I am a Human ID by sovereign source authority, backed by American Rights that I know how to wield administratively and matriculate accordingly.
Structure yields results. Therefore, if we get the origin of ID correct, we can get the data administration framework oriented right.
A Human ID -led Society with embedded structural Rights and empowerments is the socio-economic game changer.
That is my NSTIC proposal. That’s my open proposal: a new data administration framework for identity.
Deployed across Society by opt-in opportunity structure.
Deployable across a global ecosystem by data design.
I see an ID as a door. The existence of the door is a social construct… a decision…
But once that decision is made, it is Human executed in every regard.
ID-slavery is what we have by administrative structure today. Our managerial intent in servicing it is flawed by design.
A Human ID comes with #vrm baked in. Such is the bi-directional transactional authority, multi-role nature of it.
And most important… we all approach the door on equal Terms… one door…infinite possibilities.
Self-driven socio-economic structure.
Call it whatever you want…it starts with your identity being structured right.
VRM for me grew out of two things:
- The unfinished work of Cluetrain. The ‘one clue to get’ there said “our reach exceeds your grasp.” But it didn’t, and it still doesn’t. Much of the grasp is administrative, and it has to do with defining, for us, who we are. That’s a bug, not a feature.
- The unfinished work of the digital identity development community, which I believe will remain unfinished as long as we try to solve one symptom with another one. The symptom we’re trying to solve is regarding administrative IDs as independent variables, rather than as dependent ones. Until we recognize that the only true independent variable is the soul of the independent self, we’ll continue to seek administrative solutions to the problem of administrative identity slavery.
Have you ever noticed that when somebody says “That’s a good question?” it’s usually because they don’t yet have an answer? That applies here. To the question of how we make sovereign-source identity the independent variable, I don’t have an answer. But I do want to work on it.

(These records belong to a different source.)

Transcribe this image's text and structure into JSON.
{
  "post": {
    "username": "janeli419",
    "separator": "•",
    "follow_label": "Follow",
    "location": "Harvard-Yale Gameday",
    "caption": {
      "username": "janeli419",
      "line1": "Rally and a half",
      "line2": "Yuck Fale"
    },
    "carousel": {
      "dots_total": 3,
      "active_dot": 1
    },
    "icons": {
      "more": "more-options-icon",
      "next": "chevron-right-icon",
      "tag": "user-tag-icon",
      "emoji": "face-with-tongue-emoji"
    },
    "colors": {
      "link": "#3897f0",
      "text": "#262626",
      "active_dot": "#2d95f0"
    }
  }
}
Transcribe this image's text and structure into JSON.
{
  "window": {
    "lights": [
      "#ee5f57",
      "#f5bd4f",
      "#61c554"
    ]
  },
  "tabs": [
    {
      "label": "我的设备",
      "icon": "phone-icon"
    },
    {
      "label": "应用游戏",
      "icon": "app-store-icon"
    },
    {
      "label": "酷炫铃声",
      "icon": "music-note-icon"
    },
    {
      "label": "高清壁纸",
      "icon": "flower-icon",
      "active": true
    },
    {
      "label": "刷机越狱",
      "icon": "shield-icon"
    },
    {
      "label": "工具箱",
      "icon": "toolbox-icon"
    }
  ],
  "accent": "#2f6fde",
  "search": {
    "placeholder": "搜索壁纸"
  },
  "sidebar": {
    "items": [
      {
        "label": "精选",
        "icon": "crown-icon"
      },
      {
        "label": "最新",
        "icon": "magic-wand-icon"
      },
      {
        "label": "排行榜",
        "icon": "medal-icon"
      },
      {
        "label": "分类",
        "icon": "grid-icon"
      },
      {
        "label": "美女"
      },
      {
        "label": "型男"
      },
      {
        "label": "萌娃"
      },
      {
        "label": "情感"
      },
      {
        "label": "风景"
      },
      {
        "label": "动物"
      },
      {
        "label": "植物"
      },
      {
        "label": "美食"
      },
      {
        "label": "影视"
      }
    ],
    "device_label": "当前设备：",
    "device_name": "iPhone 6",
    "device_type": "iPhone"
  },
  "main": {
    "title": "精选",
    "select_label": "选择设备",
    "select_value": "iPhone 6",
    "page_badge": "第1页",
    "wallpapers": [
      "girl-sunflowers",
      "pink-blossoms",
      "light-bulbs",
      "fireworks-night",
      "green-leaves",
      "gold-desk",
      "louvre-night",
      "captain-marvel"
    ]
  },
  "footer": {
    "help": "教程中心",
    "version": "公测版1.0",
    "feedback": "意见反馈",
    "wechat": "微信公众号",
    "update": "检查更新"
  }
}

I’ll be doing that tomorrow at a meeting on identity in Silicon Valley. On May 1-3 in Mountain View we’ll be holding the Internet Identity Workshop again. It’s our fourteenth, and it’s a terrific unconference. If you care about this stuff, you should come. Your sovereign self would like that.